But I also wondered if Lost was setting up Locke (and us) for an awful twist of fate. Here is a man who has apparently made peace with his past, who has taken ownership of it, who values it greatly, all of it, good and bad. He doesn't want to change one little bit of his history, because if he did, he would lose all of his history. In other words, we now know what Locke stands to lose here in Season 5. And while he has no intention of losing it himself, I wonder if there's someone in the Lostverse who is conspiring to make sure he does. Bottom line: Is someone going to try and change John Locke's past? More on this theory in the upcoming issue of EW — the one with Matthew Fox and Evangeline Lilly on the cover — on sale in a few short days.
Some miscellaneous observations and thoughts before I let you talk:
1. Did you catch the words ''Rainier-Canton'' on the side of Ben's van? That's an anagram for ''reincarnation.'' Does that bode well for John Locke's dead body?
2. Faraday seemed to suggest that Miles has been on the Island before. We've speculated in this space before that the Ghost-Hustler is Pierre Chang's baby all grown up. But here's another question: Is Faraday playing detective and just being quizzical — or does he know far more about Miles than he's telling?

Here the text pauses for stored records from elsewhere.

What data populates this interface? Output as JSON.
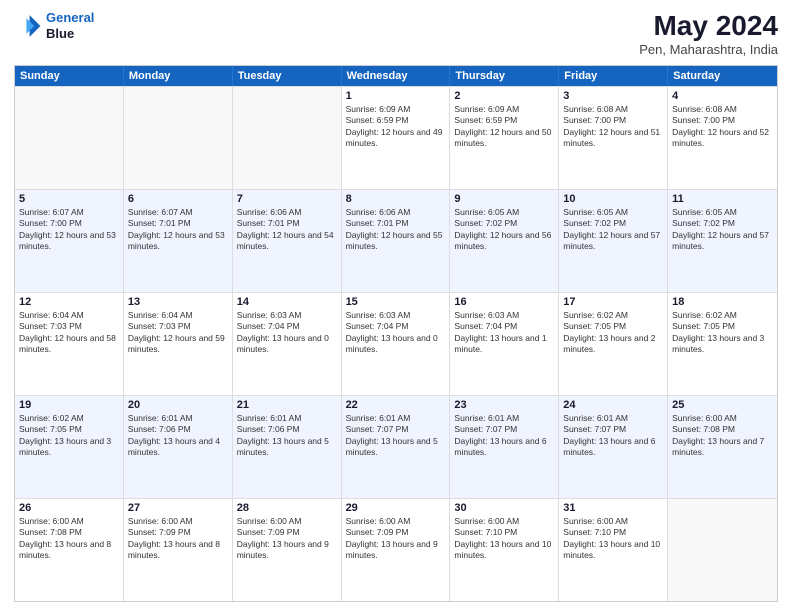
{
  "header": {
    "logo_line1": "General",
    "logo_line2": "Blue",
    "month": "May 2024",
    "location": "Pen, Maharashtra, India"
  },
  "weekdays": [
    "Sunday",
    "Monday",
    "Tuesday",
    "Wednesday",
    "Thursday",
    "Friday",
    "Saturday"
  ],
  "rows": [
    {
      "alt": false,
      "cells": [
        {
          "day": "",
          "empty": true
        },
        {
          "day": "",
          "empty": true
        },
        {
          "day": "",
          "empty": true
        },
        {
          "day": "1",
          "sunrise": "6:09 AM",
          "sunset": "6:59 PM",
          "daylight": "12 hours and 49 minutes."
        },
        {
          "day": "2",
          "sunrise": "6:09 AM",
          "sunset": "6:59 PM",
          "daylight": "12 hours and 50 minutes."
        },
        {
          "day": "3",
          "sunrise": "6:08 AM",
          "sunset": "7:00 PM",
          "daylight": "12 hours and 51 minutes."
        },
        {
          "day": "4",
          "sunrise": "6:08 AM",
          "sunset": "7:00 PM",
          "daylight": "12 hours and 52 minutes."
        }
      ]
    },
    {
      "alt": true,
      "cells": [
        {
          "day": "5",
          "sunrise": "6:07 AM",
          "sunset": "7:00 PM",
          "daylight": "12 hours and 53 minutes."
        },
        {
          "day": "6",
          "sunrise": "6:07 AM",
          "sunset": "7:01 PM",
          "daylight": "12 hours and 53 minutes."
        },
        {
          "day": "7",
          "sunrise": "6:06 AM",
          "sunset": "7:01 PM",
          "daylight": "12 hours and 54 minutes."
        },
        {
          "day": "8",
          "sunrise": "6:06 AM",
          "sunset": "7:01 PM",
          "daylight": "12 hours and 55 minutes."
        },
        {
          "day": "9",
          "sunrise": "6:05 AM",
          "sunset": "7:02 PM",
          "daylight": "12 hours and 56 minutes."
        },
        {
          "day": "10",
          "sunrise": "6:05 AM",
          "sunset": "7:02 PM",
          "daylight": "12 hours and 57 minutes."
        },
        {
          "day": "11",
          "sunrise": "6:05 AM",
          "sunset": "7:02 PM",
          "daylight": "12 hours and 57 minutes."
        }
      ]
    },
    {
      "alt": false,
      "cells": [
        {
          "day": "12",
          "sunrise": "6:04 AM",
          "sunset": "7:03 PM",
          "daylight": "12 hours and 58 minutes."
        },
        {
          "day": "13",
          "sunrise": "6:04 AM",
          "sunset": "7:03 PM",
          "daylight": "12 hours and 59 minutes."
        },
        {
          "day": "14",
          "sunrise": "6:03 AM",
          "sunset": "7:04 PM",
          "daylight": "13 hours and 0 minutes."
        },
        {
          "day": "15",
          "sunrise": "6:03 AM",
          "sunset": "7:04 PM",
          "daylight": "13 hours and 0 minutes."
        },
        {
          "day": "16",
          "sunrise": "6:03 AM",
          "sunset": "7:04 PM",
          "daylight": "13 hours and 1 minute."
        },
        {
          "day": "17",
          "sunrise": "6:02 AM",
          "sunset": "7:05 PM",
          "daylight": "13 hours and 2 minutes."
        },
        {
          "day": "18",
          "sunrise": "6:02 AM",
          "sunset": "7:05 PM",
          "daylight": "13 hours and 3 minutes."
        }
      ]
    },
    {
      "alt": true,
      "cells": [
        {
          "day": "19",
          "sunrise": "6:02 AM",
          "sunset": "7:05 PM",
          "daylight": "13 hours and 3 minutes."
        },
        {
          "day": "20",
          "sunrise": "6:01 AM",
          "sunset": "7:06 PM",
          "daylight": "13 hours and 4 minutes."
        },
        {
          "day": "21",
          "sunrise": "6:01 AM",
          "sunset": "7:06 PM",
          "daylight": "13 hours and 5 minutes."
        },
        {
          "day": "22",
          "sunrise": "6:01 AM",
          "sunset": "7:07 PM",
          "daylight": "13 hours and 5 minutes."
        },
        {
          "day": "23",
          "sunrise": "6:01 AM",
          "sunset": "7:07 PM",
          "daylight": "13 hours and 6 minutes."
        },
        {
          "day": "24",
          "sunrise": "6:01 AM",
          "sunset": "7:07 PM",
          "daylight": "13 hours and 6 minutes."
        },
        {
          "day": "25",
          "sunrise": "6:00 AM",
          "sunset": "7:08 PM",
          "daylight": "13 hours and 7 minutes."
        }
      ]
    },
    {
      "alt": false,
      "cells": [
        {
          "day": "26",
          "sunrise": "6:00 AM",
          "sunset": "7:08 PM",
          "daylight": "13 hours and 8 minutes."
        },
        {
          "day": "27",
          "sunrise": "6:00 AM",
          "sunset": "7:09 PM",
          "daylight": "13 hours and 8 minutes."
        },
        {
          "day": "28",
          "sunrise": "6:00 AM",
          "sunset": "7:09 PM",
          "daylight": "13 hours and 9 minutes."
        },
        {
          "day": "29",
          "sunrise": "6:00 AM",
          "sunset": "7:09 PM",
          "daylight": "13 hours and 9 minutes."
        },
        {
          "day": "30",
          "sunrise": "6:00 AM",
          "sunset": "7:10 PM",
          "daylight": "13 hours and 10 minutes."
        },
        {
          "day": "31",
          "sunrise": "6:00 AM",
          "sunset": "7:10 PM",
          "daylight": "13 hours and 10 minutes."
        },
        {
          "day": "",
          "empty": true
        }
      ]
    }
  ]
}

3. I loved the sight gag of Hurley in an orange jail jumpsuit. I was also relieved to hear we won't get a prolonged prison break plot...though I was really confused by it all. Norton seemed to suggest that Hurley was only in jail on suspicion of murdering the Santa Rosa dude. But he was caught on phone camera holding a gun on the balcony of the safe house — the one with the dead guy in the apartment and the dead guy splattered on the pavement. Those seem like tougher ones to explain away. Sooo...what's the deal?
4. You guys are going to make a big deal in the message boards about the synchronicities in weather between present day Los Angeles and time-flashing Island. Aren't you?
5. Who sent the gun to Sun?
6. Crazy Doc Jensen connection of the week: research ''Agira'' (form of ''Ajira'') and cross reference with ''Ariza,'' which was the name of the doctor played by Treat Williams' neighbor on Everwood at the hospital. A Doc Jensen no prize if you can show me how both those words lead you to Hercules, the mythic beast known as a Geyron (a monster that takes human form), and magical lands called sacred precincts. Seriously! It's easy.
7. Way cool that Jin's back. We will talk more about him next week